Real Estate Grants

Individuals and businesses involved in real estate development activities may be interested in real estate grants.  Grants may be used to purchased property; however, the majority of real estate grants are for development activities.  The majority of these grants are available through the U.S. Department of Housing and Urban Development (HUD) and foundations that focus on housing issues.

Low-income individuals may be eligible for real estate grants that target new homeowners.  HUD sponsors programs throughout the country that provide down payment assistance to help individuals become first-time homeowners.  These programs primarily target low-income working individuals although some may assist a small percentage of middle-income individuals.

Nonprofit organizations and businesses can receive real estate grants from state and local governments.  These grants cover the costs associated with purchasing property.  A condition of the grant is property use.  Governments will require final approval of the purpose of the property which should generally be for public use.  Real estate grants cannot be used for private properties.

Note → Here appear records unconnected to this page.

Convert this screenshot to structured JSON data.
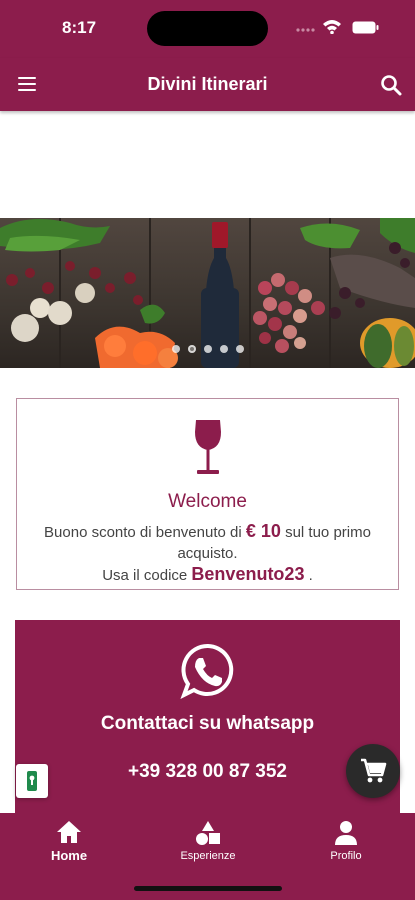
{
  "status_bar": {
    "time": "8:17"
  },
  "app_bar": {
    "title": "Divini Itinerari"
  },
  "carousel": {
    "slide_count": 5,
    "active_index": 1
  },
  "welcome": {
    "title": "Welcome",
    "line1_prefix": "Buono sconto di benvenuto di",
    "amount": "€ 10",
    "line1_suffix": "sul tuo primo",
    "line2": "acquisto.",
    "line3_prefix": "Usa il codice",
    "code": "Benvenuto23",
    "line3_suffix": "."
  },
  "contact": {
    "title": "Contattaci su whatsapp",
    "phone": "+39 328 00 87 352"
  },
  "bottom_nav": {
    "items": [
      {
        "label": "Home",
        "icon": "home-icon",
        "active": true
      },
      {
        "label": "Esperienze",
        "icon": "shapes-icon",
        "active": false
      },
      {
        "label": "Profilo",
        "icon": "person-icon",
        "active": false
      }
    ]
  },
  "colors": {
    "brand": "#8c1d4c",
    "fab": "#2a2a2a"
  }
}
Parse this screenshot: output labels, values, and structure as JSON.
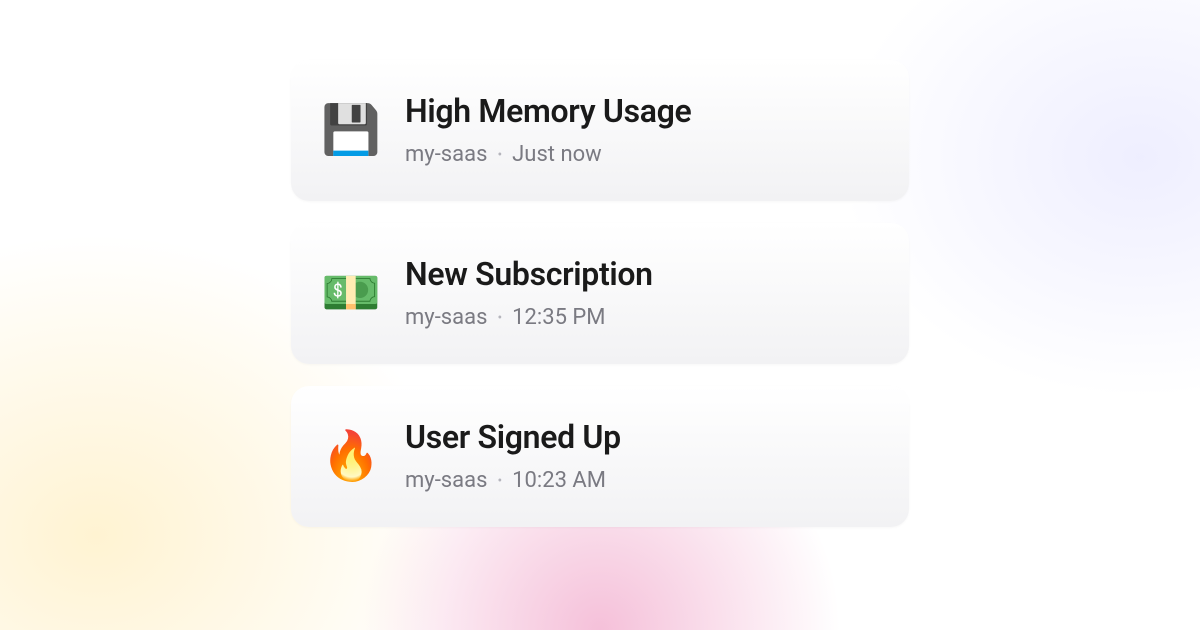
{
  "notifications": [
    {
      "icon": "💾",
      "icon_name": "floppy-disk-icon",
      "title": "High Memory Usage",
      "project": "my-saas",
      "time": "Just now"
    },
    {
      "icon": "💵",
      "icon_name": "money-icon",
      "title": "New Subscription",
      "project": "my-saas",
      "time": "12:35 PM"
    },
    {
      "icon": "🔥",
      "icon_name": "fire-icon",
      "title": "User Signed Up",
      "project": "my-saas",
      "time": "10:23 AM"
    }
  ]
}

Businesses may have a further requirement that the purchase of the property include creation of jobs.  If the business wants the real estate grant for expansion purposes, it should be fairly straight forward to add jobs to the local economy.  To do more, you likely need more employees.

HUD administers several programs that award real estate grants.  Local Community Development Block Grant (CDBG) programs may allow grant funds to be used to purchase property.  The property must be used to address a specific community issue.  An example is a community center or even a business incubator for economic development activities.

Other HUD real estate grants focus on redeveloping brownfields or establishing housing for specific populations such as senior citizens or veterans.  Grants that deal with land require extensive environmental testing to identify toxins and other contaminants.  This is particularly important when a building currently exists or previously stood on the property.  When buildings change use, laws that govern that use must be followed to prevent release of or exposure to harmful poisons. Urban areas in particular face these issues because buildings are old and are not always up to code.

Foundations are another potential resource for real estate grants.  These grants are for nonprofit organizations with missions that include the need for property or buildings.  Nonprofit housing organizations are an example as are nonprofit nursing care facilities.  Established nonprofits that need to move or expand may be able to get capital or real estate grants from local foundations that support the same communities served by the nonprofit.